_Assignment:_ Every line of the data is to be retyped exactly.

_Data for this task:_
= Beginning of Section =

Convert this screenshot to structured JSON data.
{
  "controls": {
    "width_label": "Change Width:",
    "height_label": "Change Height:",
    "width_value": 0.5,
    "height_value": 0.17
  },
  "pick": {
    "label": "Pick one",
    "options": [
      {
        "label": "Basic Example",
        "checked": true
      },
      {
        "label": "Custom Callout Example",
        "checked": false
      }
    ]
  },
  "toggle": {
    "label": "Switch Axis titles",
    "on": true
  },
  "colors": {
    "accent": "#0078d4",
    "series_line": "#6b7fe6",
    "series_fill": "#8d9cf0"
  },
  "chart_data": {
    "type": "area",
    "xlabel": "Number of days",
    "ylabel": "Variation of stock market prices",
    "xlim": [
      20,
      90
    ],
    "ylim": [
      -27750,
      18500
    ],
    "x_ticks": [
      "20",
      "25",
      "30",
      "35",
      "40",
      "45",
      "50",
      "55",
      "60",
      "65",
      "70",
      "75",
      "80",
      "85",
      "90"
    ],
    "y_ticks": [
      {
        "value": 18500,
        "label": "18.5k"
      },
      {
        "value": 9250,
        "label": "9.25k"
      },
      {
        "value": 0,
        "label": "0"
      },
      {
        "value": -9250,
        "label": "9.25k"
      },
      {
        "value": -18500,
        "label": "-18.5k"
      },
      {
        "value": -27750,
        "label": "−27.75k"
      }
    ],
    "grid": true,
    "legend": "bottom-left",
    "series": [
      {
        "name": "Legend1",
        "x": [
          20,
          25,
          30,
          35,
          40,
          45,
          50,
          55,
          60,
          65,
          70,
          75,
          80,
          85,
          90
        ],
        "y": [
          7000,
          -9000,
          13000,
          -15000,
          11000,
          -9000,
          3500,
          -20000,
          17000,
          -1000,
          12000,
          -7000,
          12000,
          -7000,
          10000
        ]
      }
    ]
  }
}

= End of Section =

_Completed task:_
Convert this screenshot to structured JSON data.
{
  "controls": {
    "width_label": "Change Width:",
    "height_label": "Change Height:",
    "width_value": 0.5,
    "height_value": 0.17
  },
  "pick": {
    "label": "Pick one",
    "options": [
      {
        "label": "Basic Example",
        "checked": true
      },
      {
        "label": "Custom Callout Example",
        "checked": false
      }
    ]
  },
  "toggle": {
    "label": "Switch Axis titles",
    "on": true
  },
  "colors": {
    "accent": "#0078d4",
    "series_line": "#6b7fe6",
    "series_fill": "#8d9cf0"
  },
  "chart_data": {
    "type": "area",
    "xlabel": "Number of days",
    "ylabel": "Variation of stock market prices",
    "xlim": [
      20,
      90
    ],
    "ylim": [
      -27750,
      18500
    ],
    "x_ticks": [
      "20",
      "25",
      "30",
      "35",
      "40",
      "45",
      "50",
      "55",
      "60",
      "65",
      "70",
      "75",
      "80",
      "85",
      "90"
    ],
    "y_ticks": [
      {
        "value": 18500,
        "label": "18.5k"
      },
      {
        "value": 9250,
        "label": "9.25k"
      },
      {
        "value": 0,
        "label": "0"
      },
      {
        "value": -9250,
        "label": "9.25k"
      },
      {
        "value": -18500,
        "label": "-18.5k"
      },
      {
        "value": -27750,
        "label": "−27.75k"
      }
    ],
    "grid": true,
    "legend": "bottom-left",
    "series": [
      {
        "name": "Legend1",
        "x": [
          20,
          25,
          30,
          35,
          40,
          45,
          50,
          55,
          60,
          65,
          70,
          75,
          80,
          85,
          90
        ],
        "y": [
          7000,
          -9000,
          13000,
          -15000,
          11000,
          -9000,
          3500,
          -20000,
          17000,
          -1000,
          12000,
          -7000,
          12000,
          -7000,
          10000
        ]
      }
    ]
  }
}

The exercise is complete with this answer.